Pan's Labyrinth Guillermo Del Toro

Pan's Labyrinth Guillermo Del Toro
Like the complex layers of symbol and metaphor that populate the fairytales it so richly draws from, Pan’s Labyrinth is a multiple viewing delight that rewards attention to minute detail as much as it delights in its surface offerings. And director Del Toro (Hellboy, The Devil’s Backbone) is as conscious of these layers as possibly any director working today - he manipulates colour palettes and symbolism as easily as he presents the very simplicity of a young girl battling the forces of good and evil, both in her fairytale land and in the harsh light of her "reality.” The film shifts between mid-’40s Spain, still ravaged by civil unrest as WWII winds down, and a magical world to which young Ofelia (Ivana Baquero) is drawn by the fawn Pan. The visage of Pan ⎯ more monster scary than the cutesy half-goat half-man seen in many fairytales ⎯ is a classic example of the liberties Del Toro takes to make this fairytale more adult, scary and evocative. In the real world, the big bad wolf to Ofelia’s Red Riding Hood is Captain Vidal (Sergi Lopez), an officer in Spain’s reigning Fascist regime, who terrorises the women in young Ofelia’s life, including her mother and grandmother.
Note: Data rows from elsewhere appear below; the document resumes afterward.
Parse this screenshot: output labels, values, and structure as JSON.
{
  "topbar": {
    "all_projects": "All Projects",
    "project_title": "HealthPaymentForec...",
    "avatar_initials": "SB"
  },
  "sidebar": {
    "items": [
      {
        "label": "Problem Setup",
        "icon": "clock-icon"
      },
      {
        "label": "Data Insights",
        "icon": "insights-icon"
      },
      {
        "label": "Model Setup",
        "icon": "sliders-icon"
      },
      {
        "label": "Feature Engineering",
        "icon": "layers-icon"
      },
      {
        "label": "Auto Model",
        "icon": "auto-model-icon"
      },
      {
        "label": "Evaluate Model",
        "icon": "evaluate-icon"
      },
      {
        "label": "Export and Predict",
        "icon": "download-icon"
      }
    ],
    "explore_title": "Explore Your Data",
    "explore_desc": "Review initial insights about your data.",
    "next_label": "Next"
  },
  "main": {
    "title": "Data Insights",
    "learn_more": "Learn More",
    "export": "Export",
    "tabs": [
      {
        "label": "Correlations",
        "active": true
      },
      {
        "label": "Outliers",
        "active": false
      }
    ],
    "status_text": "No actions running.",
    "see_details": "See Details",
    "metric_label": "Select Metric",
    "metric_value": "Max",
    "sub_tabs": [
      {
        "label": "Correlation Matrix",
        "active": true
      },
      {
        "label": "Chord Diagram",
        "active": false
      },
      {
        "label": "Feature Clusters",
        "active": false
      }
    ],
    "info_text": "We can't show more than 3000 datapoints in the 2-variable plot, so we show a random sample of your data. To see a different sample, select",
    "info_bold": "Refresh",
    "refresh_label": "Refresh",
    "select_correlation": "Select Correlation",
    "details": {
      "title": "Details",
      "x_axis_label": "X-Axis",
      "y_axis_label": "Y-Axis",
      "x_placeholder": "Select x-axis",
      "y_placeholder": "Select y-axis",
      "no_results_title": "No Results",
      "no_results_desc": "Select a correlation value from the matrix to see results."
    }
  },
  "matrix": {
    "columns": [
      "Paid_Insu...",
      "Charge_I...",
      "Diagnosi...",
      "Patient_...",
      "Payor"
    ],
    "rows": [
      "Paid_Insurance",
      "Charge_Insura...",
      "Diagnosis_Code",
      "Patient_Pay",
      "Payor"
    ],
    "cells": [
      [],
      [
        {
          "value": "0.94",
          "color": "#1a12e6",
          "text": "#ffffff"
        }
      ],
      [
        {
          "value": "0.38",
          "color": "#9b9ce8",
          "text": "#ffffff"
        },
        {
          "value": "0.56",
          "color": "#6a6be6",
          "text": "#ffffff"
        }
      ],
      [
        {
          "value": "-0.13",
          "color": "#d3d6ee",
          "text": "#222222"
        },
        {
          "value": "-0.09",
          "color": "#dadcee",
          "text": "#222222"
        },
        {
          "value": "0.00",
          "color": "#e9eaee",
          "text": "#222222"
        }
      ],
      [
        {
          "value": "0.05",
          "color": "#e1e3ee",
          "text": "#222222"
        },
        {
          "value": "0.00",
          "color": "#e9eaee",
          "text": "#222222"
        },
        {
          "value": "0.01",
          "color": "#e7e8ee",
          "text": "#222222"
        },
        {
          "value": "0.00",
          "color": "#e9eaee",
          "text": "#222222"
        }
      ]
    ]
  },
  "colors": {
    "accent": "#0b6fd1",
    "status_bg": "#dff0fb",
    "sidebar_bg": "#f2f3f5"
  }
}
This triptych is no coincidence — as Del Toro points out in one of a series of extremely interesting and insightful featurettes, symbols of three occur throughout the film, just one element over which he maintains strict control. His filmmaking style is contrasted with his two celebrated countrymen, Alfonso Cuarón (Children of Men) and Alejandro González Iñárritu (Babel), in a funny, engaging round table with talk show host Charlie Rose, included here. Throughout his feature-length commentary and extras on design, colour and texture, and even special effects, Del Toro illustrates his specific choices and the interconnections that inform them to the point where one wants to not only check out previous features like Cronos and The Devil’s Backbone but brings fresh eyes to mainstream fare like Hellboy. Finding a director as talented is rare; discovering one as willing to examine his process as intimately is to enrol in a school of film history, fantasy storytelling and symbolism all at once. Pan’s Labyrinth stands as one of the great filmmaking accomplishments of our age. Plus: Directors notebook, marketing campaign, production stills, more. (Alliance Atlantis)